Spring chill damages Iowa crops

Ag/Outdoor, News

May 17th, 2012 by Ric Hanson

DECORAH, Iowa (AP) – A surprisingly chilly April has had an adverse effect on crops in Iowa.     Officials say freezing temperatures last month has damaged crops throughout the state. The Waterloo-Cedar Falls Courier reports that horticulture and agronomy experts say up to 80 percent of the apple crop in eastern Iowa has been ruined.  Apple trees blossomed about a month early because of unseasonably warm temperatures in March. But temperatures dipped to the low 20s for several nights in early to mid-April, killing those blossoms. Thousands of acres of corn may need to be replanted in the northern part of the state and Gail Nonnecke, a horticulture professor at Iowa State University, estimates Iowa strawberry production will be reduced by 20 percent.

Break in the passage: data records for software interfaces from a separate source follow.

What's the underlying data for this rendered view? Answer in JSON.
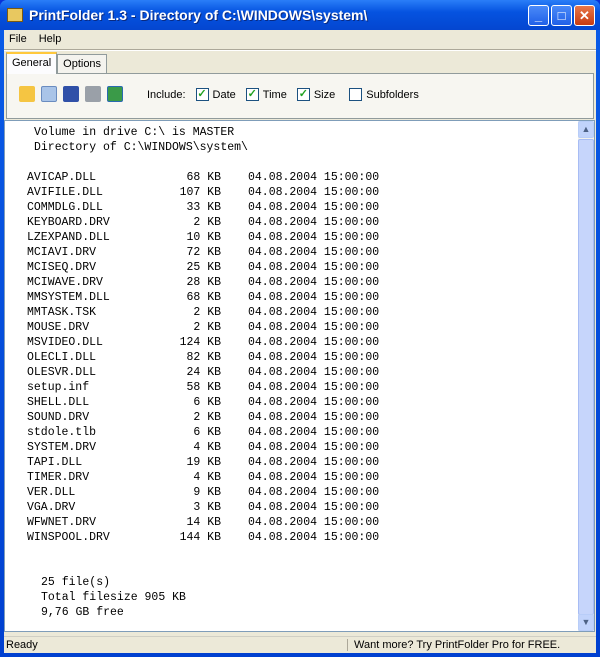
{
  "window": {
    "title": "PrintFolder 1.3 - Directory of C:\\WINDOWS\\system\\"
  },
  "menu": {
    "file": "File",
    "help": "Help"
  },
  "tabs": {
    "general": "General",
    "options": "Options"
  },
  "toolbar": {
    "include_label": "Include:",
    "date": "Date",
    "time": "Time",
    "size": "Size",
    "subfolders": "Subfolders",
    "date_checked": true,
    "time_checked": true,
    "size_checked": true,
    "subfolders_checked": false
  },
  "listing": {
    "volume_line": "Volume in drive C:\\ is MASTER",
    "directory_line": "Directory of C:\\WINDOWS\\system\\",
    "files": [
      {
        "name": "AVICAP.DLL",
        "size": "68 KB",
        "date": "04.08.2004 15:00:00"
      },
      {
        "name": "AVIFILE.DLL",
        "size": "107 KB",
        "date": "04.08.2004 15:00:00"
      },
      {
        "name": "COMMDLG.DLL",
        "size": "33 KB",
        "date": "04.08.2004 15:00:00"
      },
      {
        "name": "KEYBOARD.DRV",
        "size": "2 KB",
        "date": "04.08.2004 15:00:00"
      },
      {
        "name": "LZEXPAND.DLL",
        "size": "10 KB",
        "date": "04.08.2004 15:00:00"
      },
      {
        "name": "MCIAVI.DRV",
        "size": "72 KB",
        "date": "04.08.2004 15:00:00"
      },
      {
        "name": "MCISEQ.DRV",
        "size": "25 KB",
        "date": "04.08.2004 15:00:00"
      },
      {
        "name": "MCIWAVE.DRV",
        "size": "28 KB",
        "date": "04.08.2004 15:00:00"
      },
      {
        "name": "MMSYSTEM.DLL",
        "size": "68 KB",
        "date": "04.08.2004 15:00:00"
      },
      {
        "name": "MMTASK.TSK",
        "size": "2 KB",
        "date": "04.08.2004 15:00:00"
      },
      {
        "name": "MOUSE.DRV",
        "size": "2 KB",
        "date": "04.08.2004 15:00:00"
      },
      {
        "name": "MSVIDEO.DLL",
        "size": "124 KB",
        "date": "04.08.2004 15:00:00"
      },
      {
        "name": "OLECLI.DLL",
        "size": "82 KB",
        "date": "04.08.2004 15:00:00"
      },
      {
        "name": "OLESVR.DLL",
        "size": "24 KB",
        "date": "04.08.2004 15:00:00"
      },
      {
        "name": "setup.inf",
        "size": "58 KB",
        "date": "04.08.2004 15:00:00"
      },
      {
        "name": "SHELL.DLL",
        "size": "6 KB",
        "date": "04.08.2004 15:00:00"
      },
      {
        "name": "SOUND.DRV",
        "size": "2 KB",
        "date": "04.08.2004 15:00:00"
      },
      {
        "name": "stdole.tlb",
        "size": "6 KB",
        "date": "04.08.2004 15:00:00"
      },
      {
        "name": "SYSTEM.DRV",
        "size": "4 KB",
        "date": "04.08.2004 15:00:00"
      },
      {
        "name": "TAPI.DLL",
        "size": "19 KB",
        "date": "04.08.2004 15:00:00"
      },
      {
        "name": "TIMER.DRV",
        "size": "4 KB",
        "date": "04.08.2004 15:00:00"
      },
      {
        "name": "VER.DLL",
        "size": "9 KB",
        "date": "04.08.2004 15:00:00"
      },
      {
        "name": "VGA.DRV",
        "size": "3 KB",
        "date": "04.08.2004 15:00:00"
      },
      {
        "name": "WFWNET.DRV",
        "size": "14 KB",
        "date": "04.08.2004 15:00:00"
      },
      {
        "name": "WINSPOOL.DRV",
        "size": "144 KB",
        "date": "04.08.2004 15:00:00"
      }
    ],
    "file_count": "25 file(s)",
    "total": "Total filesize 905 KB",
    "free": "9,76 GB free"
  },
  "status": {
    "left": "Ready",
    "right": "Want more? Try PrintFolder Pro for FREE."
  }
}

Posted County Prices for 05-17-2012

Ag/Outdoor

May 17th, 2012 by admin

Cass County: Corn $5.97, Beans $13.50

Adair County: Corn $5.94, Beans $13.53

Adams County: Corn $5.94, Beans $13.49

Audubon County: Corn $5.96, Beans $13.52

East Pottawattamie County: Corn $6.00, Beans $13.50

Guthrie County: Corn $5.99, Beans $13.54

Montgomery County: Corn $5.99, Beans $13.52

Shelby County: Corn $6.00, Beans $13.50

Oats $3.16 (always the same in all counties)

USDA Report 5-17-12

Ag/Outdoor, Podcasts

May 17th, 2012 by admin

USDA Report for Thursday, May 17th

Play

Cass County Extension Report 05-16-2012

Ag/Outdoor, Podcasts

May 16th, 2012 by Chris Parks

w/ Kate Olsen

Play

Posted County Prices for 05-16-2012

Ag/Outdoor

May 16th, 2012 by Chris Parks

Cass County: Corn $5.90, Beans $13.46

Adair County: Corn $5.87, Beans $13.49

Adams County: Corn $5.87, Beans $13.45

Audubon County: Corn $5.89, Beans $13.48

East Pottawattamie County: Corn $5.93, Beans $13.46

Guthrie County: Corn $5.92, Beans $13.50

Montgomery County: Corn $5.92, Beans $13.48

Shelby County: Corn $5.93, Beans $13.46

Oats $3.15 (always the same in all counties)

ANNUAL LOESS HILLS PRAIRIE SEMINAR REGISTRATIONS NOW BEING ACCEPTED

Ag/Outdoor, News

May 15th, 2012 by Ric Hanson

The 36th Annual Loess Hills Prairie Seminar will be held at the Loess Hills Wildlife Management Area, near Onawa, and at West Monona High School, in Onawa, on the evening of June 1s through noon on June 3rd. Registration is due May 25. The seminar is for families, educators, and students of all ages to foster recognition, appreciation and the educational use of natural wonders found in our communities. 

A brochure outlining the sessions and programs is available on the Northwest Area Education Agency website at: http://www.nwaea.k12.ia.us/en/programs_and_services/loess_hills_prairie_seminar/.

Fees are reduced for students, educators, families, and first-time attendees. Educators can earn credit if they pre-register through Northwest AEA. This is offered at a special reduced rate and the seminar registration fee is waived. Special programs for children allow parents to fully participate in the field sessions and indoor evening programs. Field sessions are at the campground, involve a walk, hike or drive. This year there will also be three boat tours of the Missouri River to explore the ecological effect of the flood of 2011. 

Field sessions will focus on native flora and fauna, photography, cultural history, Native Americans, geology, environmental writing, prairie restoration and management, and the Missouri River. Evening programs at the high school offer topics for adults and children separately, and are followed at the campground/seminar site with campfire programs. A special pre-seminar program, Loess Hills Ecology and Geology, presented at the high school on Friday 5:45 p.m., will provide background information about the Loess Hills. 

The event is sponsored by the Northwest Area Education Agency (AEA), the Monona County Conservation Board and the Iowa Department of Natural Resources, with major support from the Iowa Living Roadway Trust Fund, the Iowa Prairie Network, the Iowa Natural Heritage Foundation, and The Nature Conservancy in Iowa, with additional support from a variety of educational institutions, organizations and volunteers. 

For more information, contact Gloria Kistner at Northwest AEA at 712-222-6080, 800-352-9040, extension 6080, or gkistner@nwaea.org, or contact Dianne Blankenship at bennaid@hotmail.com.